Alf’s good mate Steven Joyce is a beneficent bugger – a sort of Father Christmas for the well-off.
He distributes his largesse not on the basis of whether the beneficiary has been good or naughty over the past year, but whether he, she or it mixes in the right circles.
These are circles of people plush with money and an urge to donate to the National Party, usually to ensure against the election of a leftie or greenie government.
Steven accordingly would not have needed too much persuading when asked to consider whether taxpayers should bankroll the New Zealand Open golf tournament.
Too damned right they should.
Some niggly tossers ask: but will there be a positive return?
It doesn’t matter. We don’t get a positive return, so far as Alf can see, from the money biffed at domestic purpose beneficiaries and other people down on their uppers.
Why should golf be different?
Accordingly we learn today that…
Taxpayers will pay $1.9 million to bankroll the next two New Zealand Open golf tournaments despite the predicted economic return falling well short of the requirement for such a large investment of public money.
The Major Events Development Fund investment requires a return of $4.50 for each dollar handed out.
The 2012 and 2013 golf tournaments, which received taxpayer contributions totalling $1.15 million, returned $2.55 for each dollar received, documents obtained by the Herald under the Official Information Act show.
The projected returns for the 2015 and 2016 events are in a briefing for Minister of Economic Development Steven Joyce.
But the figures have been blacked out in the version given to the Herald. The report does state that the expected returns “are lower than those that would be expected at the requested level of investment”.
Mr Joyce said the projected return was “just one of the things that is taken into consideration”.
The Herald goes on to explain the nature of the pitch made in favour of the application.
It’s an approach the poor people might like to consider, when they join the queue for benefits.
It relied heavily on luring wealthy foreigners and high-powered business executives to play in the pro-am format at Sir Michael Hill’s private golf course The Hills, near Queenstown, alongside the likes of Prime Minister John Key.
But a second report, obviously the work of some grinch within the bureaucracy, tried to pour cold water on the application.
It details the leverage and legacy value of the 2014 tournament and says:
“Experience has shown that it is very difficult to attract the top echelon of overseas business executives and leaders of major corporates in New Zealand) to commit a week of their time (and the money) required to take part in the four-day NZ Open”.
Two $10,000-a-player entries to the 2014 tournament allocated to Tourism New Zealand as part of the $900,000 public funding deal were given back after they could not be filled.

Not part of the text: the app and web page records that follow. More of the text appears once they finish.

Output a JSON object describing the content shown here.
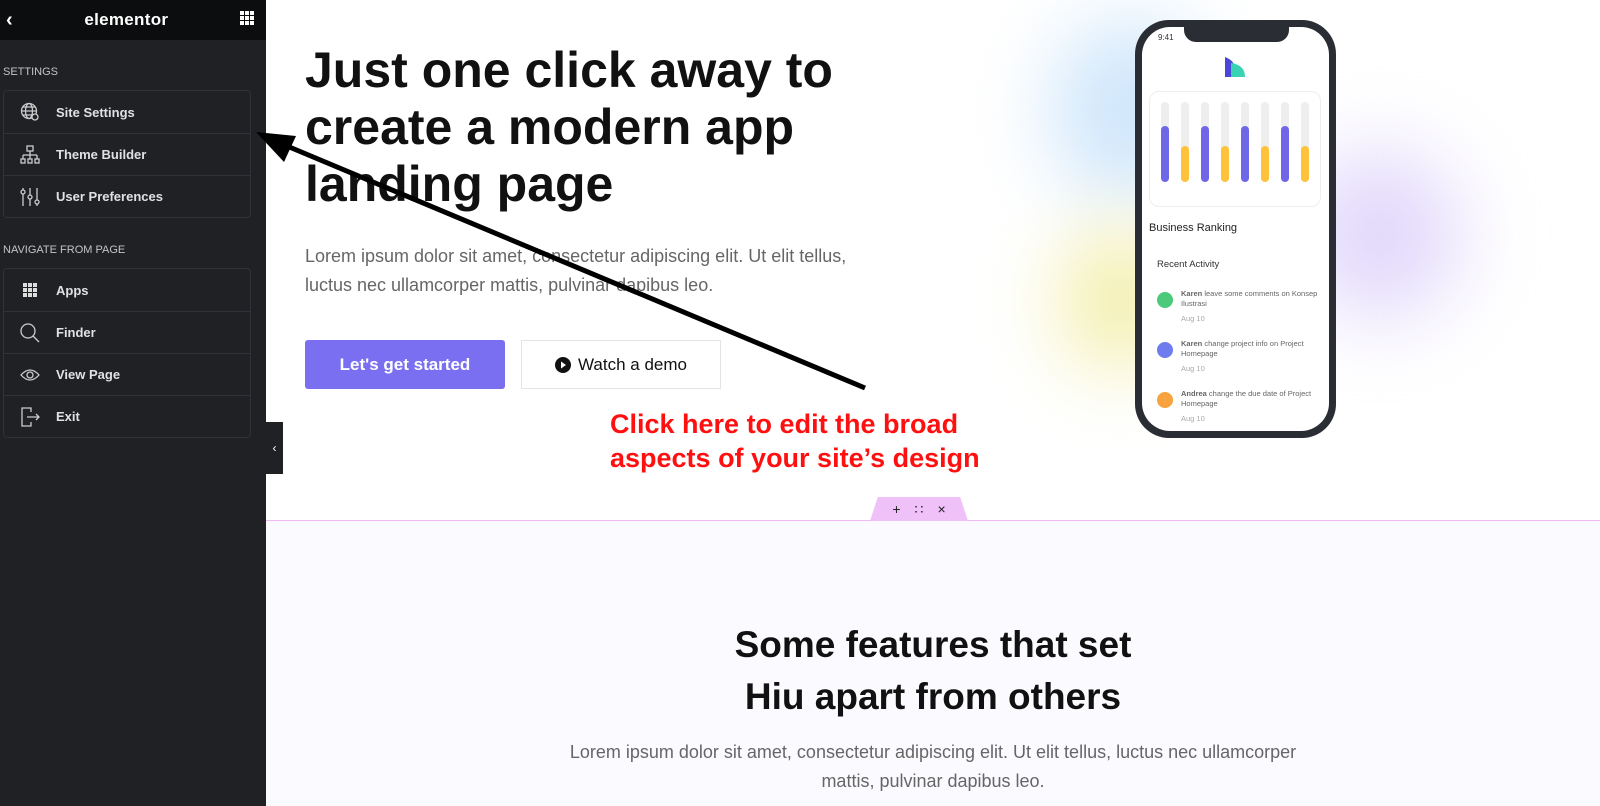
{
  "sidebar": {
    "logo": "elementor",
    "settings_heading": "SETTINGS",
    "settings_items": [
      {
        "label": "Site Settings",
        "icon": "globe-gear-icon"
      },
      {
        "label": "Theme Builder",
        "icon": "sitemap-icon"
      },
      {
        "label": "User Preferences",
        "icon": "sliders-icon"
      }
    ],
    "navigate_heading": "NAVIGATE FROM PAGE",
    "navigate_items": [
      {
        "label": "Apps",
        "icon": "grid-icon"
      },
      {
        "label": "Finder",
        "icon": "search-icon"
      },
      {
        "label": "View Page",
        "icon": "eye-icon"
      },
      {
        "label": "Exit",
        "icon": "exit-icon"
      }
    ]
  },
  "hero": {
    "title": "Just one click away to create a modern app landing page",
    "text": "Lorem ipsum dolor sit amet, consectetur adipiscing elit. Ut elit tellus, luctus nec ullamcorper mattis, pulvinar dapibus leo.",
    "primary_button": "Let's get started",
    "secondary_button": "Watch a demo"
  },
  "annotation": {
    "line1": "Click here to edit the broad",
    "line2": "aspects of your site’s design",
    "color": "#ff1010"
  },
  "phone": {
    "time": "9:41",
    "chart_title": "Business Ranking",
    "activity_title": "Recent Activity",
    "bars": [
      0.7,
      0.45,
      0.7,
      0.45,
      0.7,
      0.45,
      0.7,
      0.45
    ],
    "bar_colors": [
      "#6f66e8",
      "#ffc23a"
    ],
    "activities": [
      {
        "name": "Karen",
        "text": " leave some comments on Konsep Ilustrasi",
        "date": "Aug 10",
        "color": "#4cc97a"
      },
      {
        "name": "Karen",
        "text": " change project info on Project Homepage",
        "date": "Aug 10",
        "color": "#6f7cf0"
      },
      {
        "name": "Andrea",
        "text": " change the due date of Project Homepage",
        "date": "Aug 10",
        "color": "#f7a23c"
      }
    ]
  },
  "section_handle": {
    "add": "+",
    "drag": "∷",
    "close": "×"
  },
  "features": {
    "title_line1": "Some features that set",
    "title_line2": "Hiu apart from others",
    "text": "Lorem ipsum dolor sit amet, consectetur adipiscing elit. Ut elit tellus, luctus nec ullamcorper mattis, pulvinar dapibus leo."
  },
  "colors": {
    "accent": "#7a6ff0",
    "sidebar_bg": "#1f2124"
  }
}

The spots eventually went to two executives from Indonesian state-owned energy company Pertamina at the invitation of New Zealand Trade and Enterprise.
It had been hoped the visit would help New Zealand sell geothermal expertise to Indonesia.
“Unfortunately, the Pertamina representatives were not able to stay on or include stops for business discussions outside Queenstown, and Geothermal New Zealand was not able to free a senior representative to engage with them at the tournament,” the report says.
Alf was delighted to see that Steven has taken issue with those who have been banging on about corporate welfare.
He said there was “no basis” to the view the tournament was a taxpayer-funded jolly for the wealthy and well connected.
“Attracting investment and profile to New Zealand is a serious business,” he said.
We learn something from the Herald about the Major Events Development Fund’s guidelines, by the way.
The Herald says applications are unlikely to succeed if they have “received [fund] support or other significant government funding in the past and have no credible evidence of future financial independence from government support”.
But every rule has its exceptions.
Joyce is obviously aware that six previous tournaments received a total of $3.6 million.
And New Zealand Open organising committee chairman John Hart has very ably defended the use of taxpayer money to help run the event.
Mr Joyce said he had told Mr Hart the tournament would not be bankrolled by the taxpayer on an ongoing basis. The government would drop its funding from $900,000 to $700,000 for each of the next two years.
But a one-off payment of $500,000 for television coverage means total funding for the event has increased to $950,000 for each of the next two years. In real terms funding has risen in each of the past four years.
Alf has no quibbles about this.
To the contrary, he sees a grand opportunity to promote his constituency and its economic interests by lobbying for the tournament to be taken away from Michael Hill to be held on the local golf course.